Emu Vale and the Widden Valley still held a great significance for my husabnd and me. Not only was Emu Vale our first marital home, it was through descendants of the Simpson family that I first met my partner. Though not related to them himself, two of his aunts had married two Simpson descendants. Previously I had mentioned that our son was baptised in Widden Church. One of his godfathers was a Simpson descendant and it is through him and his wife that I first met my husband.
I don’t know how “valid” my dissertation is! I can’t say that what I have written is the truth, the whole truth and nothing but the truth.
The story of George and Sarah is as accurate as I know it. It’s just that what I have written may not please any of their descendants, viz. I said that George and Sarah were children of ex-convicts. This is 100% accurate, but their family story is somewhat less accurate, and has been handed down as such for the following generations. It’s only quite recent that it is quite comme il faut to have a convict ancestor.
I purposely mentioned very little about the Thompsons, or the Harrises, simply because I know very little about their involvement in the early days of the Valley. There were other people, too, who lived there in the old days, before A.O and Tom Flynn.
I know you can tell some stories about AO. Ellison, but I would like to tell you a personal one. We had not long moved to Emu Vale, when my party-line phone rang (long-short-long was our ring). My husband had just left to ride around to Oakleigh for some reason. I picked up the phone when a fairly cultured voice said:
“Welcome to the Valley Mrs. E…s, you’ll find living here a bit different to the Supreme Court!” “Yes” I spluttered, “I suppose I will”, He then went on to say that my husband had just taken a short cut, riding through Baramul, closely followed by a big black kelpie dog.
“It is a lovely animal, but you can tell him when he comes home that all dogs are shot on sight on Baramul. If he takes the dog home now I will spare its life this time!” Poor man, unbeknown to him, his dog had followed him. I quickly rang Vas Flynn and told her to send the man and his dog home via the road, and not through A.O.’s paddocks. Dogs were shot on sight on Oakleigh, too. A.O. Was right in one thing he said though: living in the Valley was very different from my previous existence as a member of the Supreme Court staff!
Other histoire includes the Lee, Tindale, Thompson and Frost families as having provided original foundation settlers in the Widden Valley. These anecdotes vary according to with whom one is communicating? My very good friend the late ‘Bim’ Thompson always told me ancestral aboriginal people escorted the very first ‘white’ tribe into the valley from the Nullo direction. They told them that ‘Widden’ meant ‘stay here; go no further’ in whitefella-speak inferring ‘this is the best place to be’. They were almost certainly right; the pastures are pristine and the water supply permanent although you might have to dig for it at dry times?

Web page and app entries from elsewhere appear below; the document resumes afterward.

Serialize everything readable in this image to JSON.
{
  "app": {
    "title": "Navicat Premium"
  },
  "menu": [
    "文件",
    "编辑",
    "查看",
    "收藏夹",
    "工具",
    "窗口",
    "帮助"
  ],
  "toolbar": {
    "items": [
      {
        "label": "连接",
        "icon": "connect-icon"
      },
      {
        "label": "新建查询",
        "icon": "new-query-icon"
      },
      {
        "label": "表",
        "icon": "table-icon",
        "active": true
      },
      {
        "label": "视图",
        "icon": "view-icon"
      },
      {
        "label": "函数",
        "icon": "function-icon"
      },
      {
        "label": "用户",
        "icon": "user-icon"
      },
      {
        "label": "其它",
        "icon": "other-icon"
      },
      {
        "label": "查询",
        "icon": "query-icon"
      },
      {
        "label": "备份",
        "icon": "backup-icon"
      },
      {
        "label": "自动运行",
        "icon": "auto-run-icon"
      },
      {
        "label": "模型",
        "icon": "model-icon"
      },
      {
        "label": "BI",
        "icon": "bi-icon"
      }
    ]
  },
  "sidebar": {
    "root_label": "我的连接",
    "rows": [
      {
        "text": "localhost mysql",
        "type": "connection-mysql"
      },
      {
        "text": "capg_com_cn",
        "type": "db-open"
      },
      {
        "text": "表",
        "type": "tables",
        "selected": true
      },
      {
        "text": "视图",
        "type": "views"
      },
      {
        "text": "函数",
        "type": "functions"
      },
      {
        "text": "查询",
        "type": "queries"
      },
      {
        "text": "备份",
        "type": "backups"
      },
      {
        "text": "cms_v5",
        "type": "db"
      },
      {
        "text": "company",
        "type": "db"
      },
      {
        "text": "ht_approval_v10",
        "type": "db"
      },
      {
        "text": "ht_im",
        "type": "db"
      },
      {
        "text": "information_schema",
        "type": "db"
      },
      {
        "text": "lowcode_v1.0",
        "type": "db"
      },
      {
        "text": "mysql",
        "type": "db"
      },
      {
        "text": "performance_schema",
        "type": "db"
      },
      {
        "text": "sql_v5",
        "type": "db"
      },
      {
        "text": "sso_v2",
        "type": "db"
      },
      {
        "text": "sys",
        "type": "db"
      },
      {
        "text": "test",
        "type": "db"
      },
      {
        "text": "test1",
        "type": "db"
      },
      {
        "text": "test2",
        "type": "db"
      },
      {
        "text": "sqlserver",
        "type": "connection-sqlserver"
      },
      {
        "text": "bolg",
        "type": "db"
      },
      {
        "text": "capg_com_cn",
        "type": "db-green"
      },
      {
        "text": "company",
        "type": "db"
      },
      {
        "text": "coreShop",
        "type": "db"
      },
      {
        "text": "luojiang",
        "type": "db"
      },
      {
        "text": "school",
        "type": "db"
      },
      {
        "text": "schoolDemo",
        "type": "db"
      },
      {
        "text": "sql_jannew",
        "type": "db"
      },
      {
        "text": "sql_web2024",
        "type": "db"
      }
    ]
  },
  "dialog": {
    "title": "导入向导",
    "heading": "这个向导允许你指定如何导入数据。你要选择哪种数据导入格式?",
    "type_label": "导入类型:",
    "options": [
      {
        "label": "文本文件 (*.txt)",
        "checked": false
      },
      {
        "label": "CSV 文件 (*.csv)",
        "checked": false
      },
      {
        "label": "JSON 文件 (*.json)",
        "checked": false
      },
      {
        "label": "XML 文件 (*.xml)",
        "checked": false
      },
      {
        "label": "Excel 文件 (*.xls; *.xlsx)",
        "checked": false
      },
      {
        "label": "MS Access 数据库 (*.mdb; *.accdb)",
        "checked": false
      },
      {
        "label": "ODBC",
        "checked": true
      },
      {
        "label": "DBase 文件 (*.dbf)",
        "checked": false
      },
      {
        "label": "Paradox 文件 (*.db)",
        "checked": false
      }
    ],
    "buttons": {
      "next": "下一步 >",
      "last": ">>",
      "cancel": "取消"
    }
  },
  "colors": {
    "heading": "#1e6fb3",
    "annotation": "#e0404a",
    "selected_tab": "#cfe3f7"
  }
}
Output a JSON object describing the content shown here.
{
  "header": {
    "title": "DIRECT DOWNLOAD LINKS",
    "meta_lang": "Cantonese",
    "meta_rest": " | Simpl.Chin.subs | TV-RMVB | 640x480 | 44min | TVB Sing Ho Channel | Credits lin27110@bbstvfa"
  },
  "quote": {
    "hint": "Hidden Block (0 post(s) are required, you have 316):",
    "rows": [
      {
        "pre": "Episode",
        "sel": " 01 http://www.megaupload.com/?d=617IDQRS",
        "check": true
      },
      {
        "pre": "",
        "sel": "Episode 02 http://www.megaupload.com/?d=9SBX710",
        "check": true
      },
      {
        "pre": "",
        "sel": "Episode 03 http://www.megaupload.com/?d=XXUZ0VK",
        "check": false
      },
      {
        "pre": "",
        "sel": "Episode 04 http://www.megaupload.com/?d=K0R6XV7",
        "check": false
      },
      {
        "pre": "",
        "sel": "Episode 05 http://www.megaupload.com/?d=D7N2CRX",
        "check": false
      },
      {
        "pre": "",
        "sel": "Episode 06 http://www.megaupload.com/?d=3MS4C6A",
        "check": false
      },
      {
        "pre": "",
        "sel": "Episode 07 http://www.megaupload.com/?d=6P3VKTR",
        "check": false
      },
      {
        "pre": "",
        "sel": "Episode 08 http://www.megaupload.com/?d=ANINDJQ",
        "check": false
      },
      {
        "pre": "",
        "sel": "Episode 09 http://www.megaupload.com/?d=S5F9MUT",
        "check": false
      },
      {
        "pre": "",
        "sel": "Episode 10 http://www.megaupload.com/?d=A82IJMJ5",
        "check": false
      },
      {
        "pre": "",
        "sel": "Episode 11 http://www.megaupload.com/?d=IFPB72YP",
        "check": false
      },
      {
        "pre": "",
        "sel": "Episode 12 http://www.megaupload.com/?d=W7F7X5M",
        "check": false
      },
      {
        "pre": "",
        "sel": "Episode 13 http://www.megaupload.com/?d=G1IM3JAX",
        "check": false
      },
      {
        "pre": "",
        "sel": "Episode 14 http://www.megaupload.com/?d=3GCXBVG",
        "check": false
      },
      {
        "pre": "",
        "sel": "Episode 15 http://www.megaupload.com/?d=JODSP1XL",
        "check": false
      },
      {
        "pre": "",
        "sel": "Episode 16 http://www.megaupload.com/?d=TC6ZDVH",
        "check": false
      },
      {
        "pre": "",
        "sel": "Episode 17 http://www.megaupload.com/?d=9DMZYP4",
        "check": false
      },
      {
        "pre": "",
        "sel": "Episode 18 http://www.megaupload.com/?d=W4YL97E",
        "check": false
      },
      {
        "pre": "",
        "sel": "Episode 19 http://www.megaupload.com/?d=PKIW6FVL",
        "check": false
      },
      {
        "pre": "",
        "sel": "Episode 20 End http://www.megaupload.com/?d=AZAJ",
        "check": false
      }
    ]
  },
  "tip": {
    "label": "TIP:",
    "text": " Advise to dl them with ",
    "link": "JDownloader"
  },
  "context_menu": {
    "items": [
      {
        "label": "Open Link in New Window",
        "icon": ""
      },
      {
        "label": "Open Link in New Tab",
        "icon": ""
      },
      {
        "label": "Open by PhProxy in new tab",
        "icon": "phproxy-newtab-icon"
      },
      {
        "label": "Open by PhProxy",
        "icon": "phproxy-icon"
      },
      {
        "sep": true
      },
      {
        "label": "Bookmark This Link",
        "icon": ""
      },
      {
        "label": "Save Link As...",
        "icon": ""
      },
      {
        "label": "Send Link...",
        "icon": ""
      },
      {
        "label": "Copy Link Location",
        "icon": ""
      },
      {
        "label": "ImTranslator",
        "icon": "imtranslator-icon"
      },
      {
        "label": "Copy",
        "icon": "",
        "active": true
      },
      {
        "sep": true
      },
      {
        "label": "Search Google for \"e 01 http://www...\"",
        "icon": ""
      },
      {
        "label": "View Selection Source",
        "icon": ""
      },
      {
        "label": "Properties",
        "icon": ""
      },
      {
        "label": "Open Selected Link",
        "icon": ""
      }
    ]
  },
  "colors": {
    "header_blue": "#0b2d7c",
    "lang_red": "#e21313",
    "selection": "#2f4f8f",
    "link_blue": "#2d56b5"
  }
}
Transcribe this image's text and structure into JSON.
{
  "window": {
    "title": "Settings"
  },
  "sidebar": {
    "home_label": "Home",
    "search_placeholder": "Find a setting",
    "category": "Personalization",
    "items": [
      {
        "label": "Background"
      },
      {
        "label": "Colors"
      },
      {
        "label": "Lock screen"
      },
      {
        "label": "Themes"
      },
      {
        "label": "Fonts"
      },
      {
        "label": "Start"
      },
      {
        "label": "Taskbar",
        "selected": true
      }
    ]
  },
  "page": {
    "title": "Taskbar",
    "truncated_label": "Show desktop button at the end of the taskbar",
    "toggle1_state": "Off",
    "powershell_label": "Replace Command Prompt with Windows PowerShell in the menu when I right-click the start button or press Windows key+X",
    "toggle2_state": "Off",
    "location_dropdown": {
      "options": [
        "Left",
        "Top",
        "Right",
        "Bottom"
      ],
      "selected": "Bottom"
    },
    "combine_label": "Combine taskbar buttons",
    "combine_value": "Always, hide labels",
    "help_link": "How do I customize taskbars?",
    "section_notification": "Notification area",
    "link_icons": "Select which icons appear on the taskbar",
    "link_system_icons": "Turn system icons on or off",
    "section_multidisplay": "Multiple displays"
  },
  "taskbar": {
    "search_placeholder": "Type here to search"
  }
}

Either John or William Lee is/are reputed to have maintained a massive herd of 5000 Shorthorn Cattle in the Valley. It was claimed to be the largest stud (‘pedigree’) herd in the world? Certainly members of the Lee family were some of the very first settlers in the Bathurst/Rylstone/ Bylong/Nullo areas during the early 1800s. They very sharply followed Blaxland, Lawson and Wentworth over the Blue Mountains.